Supreme Court nominee Sonia Sotomayor's Senate confirmation hearings begin this week. To get the juices flowing, we dug up some TNR articles, old and new, on the highest court in the land.
DEEP IN THE ARCHIVES
Felix Frankfurter, February 5, 1915: "Brandeis"
Supreme Court Justice Frankfurter suggests the main qualities that a justice should have, describes Justice Brandeis’s judicial temperament, and concludes that Brandeis has the legal mind to handle the complexity of Supreme Court cases.
Learned Hand, February 6, 1915: "Normal Inequalities of Fortune"
The distinguished Judge Learned Hand writes about the Supreme Court case Coppage v. Kansas. Judge Hand discusses under what circumstances the state has an obligation to correct social inequalities.
Learned Hand, November 6, 1915: "Government According to Law"
Hand writes about the wisdom of passing a constitutional amendment that would make altering the Constitution an easier process, saying that it would change the nature of our government.
Learned Hand, November 20, 1915: "Hope of the Minimum Wage"
Even though Hand sees holes in the Supreme Court's argument for setting a minimum wage, he still believes it's necessary for society.
Felix Frankfurter, April 8, 1931: "When Judge Cardozo Writes"
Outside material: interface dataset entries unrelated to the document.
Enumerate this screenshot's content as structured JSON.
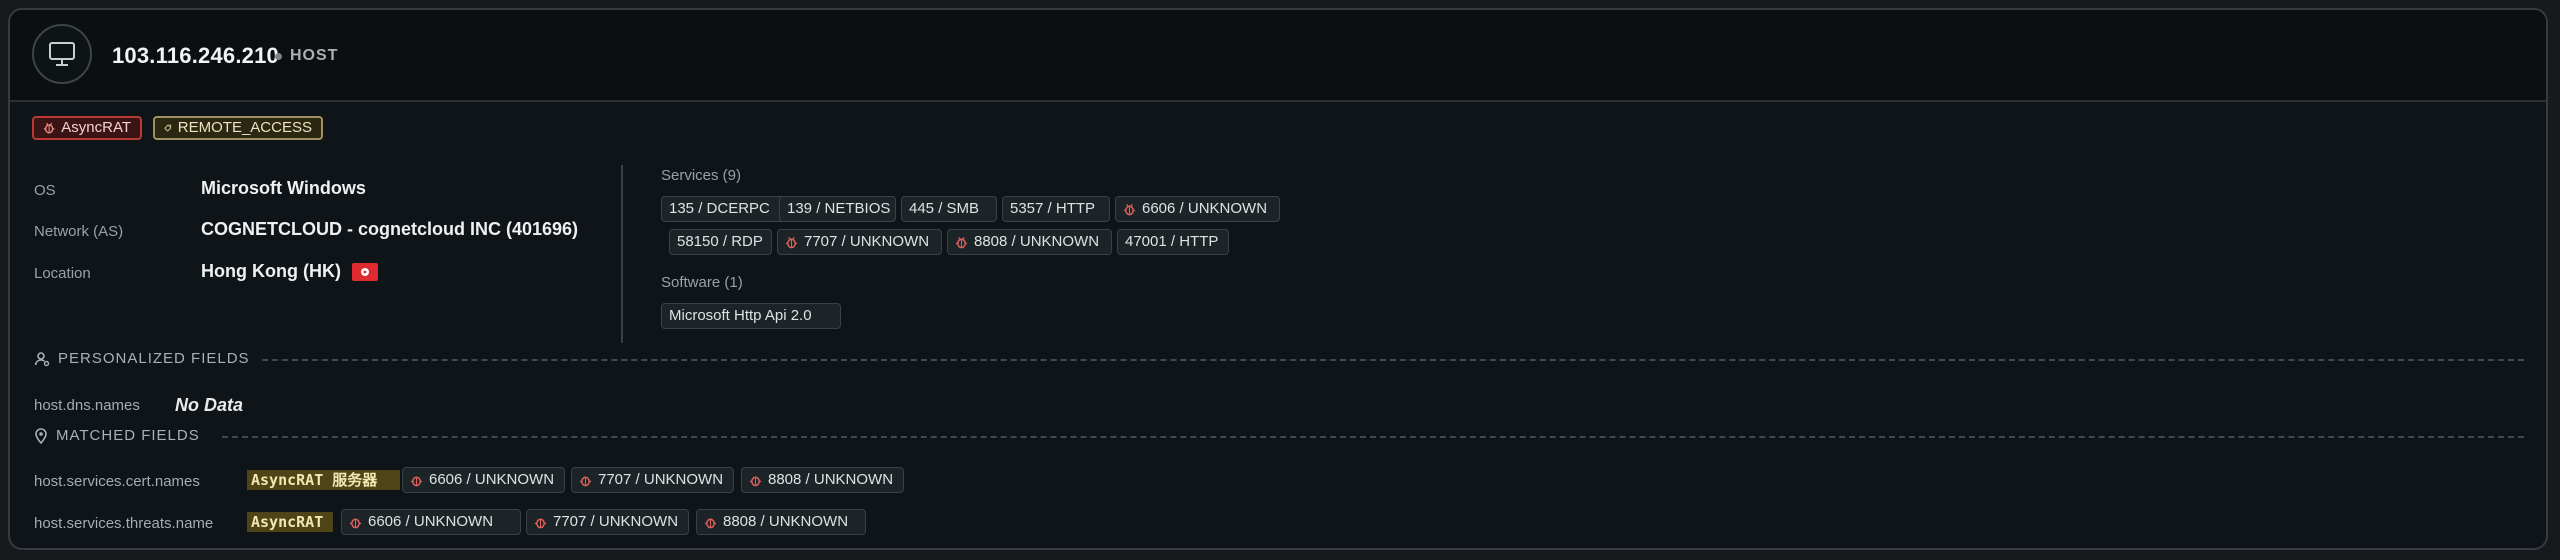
{
  "header": {
    "ip": "103.116.246.210",
    "type": "HOST",
    "icon": "monitor-icon"
  },
  "tags": {
    "threat": {
      "label": "AsyncRAT",
      "icon": "bug-icon",
      "color": "#b83a32"
    },
    "label": {
      "label": "REMOTE_ACCESS",
      "icon": "tag-icon",
      "color": "#9f9460"
    }
  },
  "info": {
    "os_label": "OS",
    "os_value": "Microsoft Windows",
    "network_label": "Network (AS)",
    "network_value": "COGNETCLOUD - cognetcloud INC (401696)",
    "location_label": "Location",
    "location_value": "Hong Kong (HK)",
    "flag": "hong-kong-flag-icon"
  },
  "services": {
    "label": "Services (9)",
    "items": [
      {
        "label": "135 / DCERPC",
        "threat": false
      },
      {
        "label": "139 / NETBIOS",
        "threat": false
      },
      {
        "label": "445 / SMB",
        "threat": false
      },
      {
        "label": "5357 / HTTP",
        "threat": false
      },
      {
        "label": "6606 / UNKNOWN",
        "threat": true
      },
      {
        "label": "58150 / RDP",
        "threat": false
      },
      {
        "label": "7707 / UNKNOWN",
        "threat": true
      },
      {
        "label": "8808 / UNKNOWN",
        "threat": true
      },
      {
        "label": "47001 / HTTP",
        "threat": false
      }
    ]
  },
  "software": {
    "label": "Software (1)",
    "items": [
      "Microsoft Http Api 2.0"
    ]
  },
  "personalized": {
    "title": "PERSONALIZED FIELDS",
    "icon": "user-pin-icon",
    "field_label": "host.dns.names",
    "field_value": "No Data"
  },
  "matched": {
    "title": "MATCHED FIELDS",
    "icon": "location-pin-icon",
    "cert_label": "host.services.cert.names",
    "cert_highlight": "AsyncRAT 服务器",
    "threat_label": "host.services.threats.name",
    "threat_highlight": "AsyncRAT",
    "cert_services": [
      "6606 / UNKNOWN",
      "7707 / UNKNOWN",
      "8808 / UNKNOWN"
    ],
    "threat_services": [
      "6606 / UNKNOWN",
      "7707 / UNKNOWN",
      "8808 / UNKNOWN"
    ]
  }
}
Justice Frankfurter distinguishes between legal and literary writing, arguing that “literature is not the goal of lawyers, though they occasionally attain it.”
Felix Frankfurter, April 27, 1932: "The Supreme Court and a Balanced Budget"
Justice Frankfurter argues that the Supreme Court has a duty to issue decisions consistent with balancing the national budget.
Jeffrey Rosen, January 18, 1993: “Leader of the Opposition”
Rosen delivers a scathing condemnation of Justice Antonin Scalia’s “torturous” and “melodramatic” opinion-writing style.
Jeffrey Rosen, August 2, 1993: "The Book Of Ruth"
Rosen describes Justice Ruth Bader Ginsberg's particular version of feminism.
Jeffrey Rosen, May 2, 1994: “Sentimental Journey”
How the qualities that made Henry Blackmun a good man also made him a bad--or at least ineffective--justice.
Jeffrey Rosen, July 4, 1994: "The Craftsman and the Nihilist"
Jeffrey Rosen reviews Gerald Gunther’s biography of Learned Hand, who narrowly missed a Supreme Court nomination. Rosen praises the biography and Judge Hand, saying, “Gunther helps us respect Hand as a judicial aesthete of the purest kind.”
Jeffrey Rosen, December 5, 1994: “Forgotten Formalist”
Rosen reviews Roger K. Newman’s Hugo Black: A Biography, concluding that the Supreme Court justice was a “liberal strict constructionist” and, therefore, “a useful model for liberals today.”
Jeffrey Rosen, January 14, 2002: "Modest Proposal: Stephen Breyer Restrains Himself"
Jeffrey Rosen explores how the Surpreme Court will react to a post-September 11 world by examining a speech by Justice Stephen Breyer.
Jeffrey Rosen, June 16, 2007: "Supreme Leader: The Arrogance of Anthony Kennedy"
Assessing Anthony Kennedy's crucial swing vote and how his utopian worldview makes him more predictable than most lawyers expect.
Murray Waas, September 30, 1985: “Media Specter”
Waas explains how Senator Arlen Specter used press savvy and his penchant for investigations to become a star.
Jacob Weisberg, September 30, 1991: "Supreme Courtier"
Weisberg picks apart Laurence Tribe, whose opposition to Supreme Court nominee Clarence Thomas found him contradicting his own beliefs.
Michael Crowley, November 19, 2001: “Personal Time”
Crowley argues that the prickliness of Senator Patrick Leahy undermined his own agenda.
Sarah Wildman, December 30, 2002: “Closed Sessions”
After Senator Trent Lott’s racially charged comments about Strom Thurmond, Wildman profiles Jeff Sessions, a senator with an even more controversial background on racial issues.
Michael Crowley, July 25, 2005: "Miranda Rights"
Crowley explains how Manuel Miranda managed to remain an influential conservative operative after it was discovered he leaked private e-mails.
Michael Crowley, August 1, 2005: “Secret Passion"
Crowley profiles Ralph Neas, president of People for the American Way and the most determined activist standing in the way of Chief Justice John Roberts's confirmation to the Supreme Court.
Noam Scheiber, April 10, 2006: “The Hustler”
Scheiber argues that Tom Goldstein, who, by age 35, had already argued 16 cases before the Supreme Court, is the Court's key figure, overshadowing even Chief Justice John Roberts.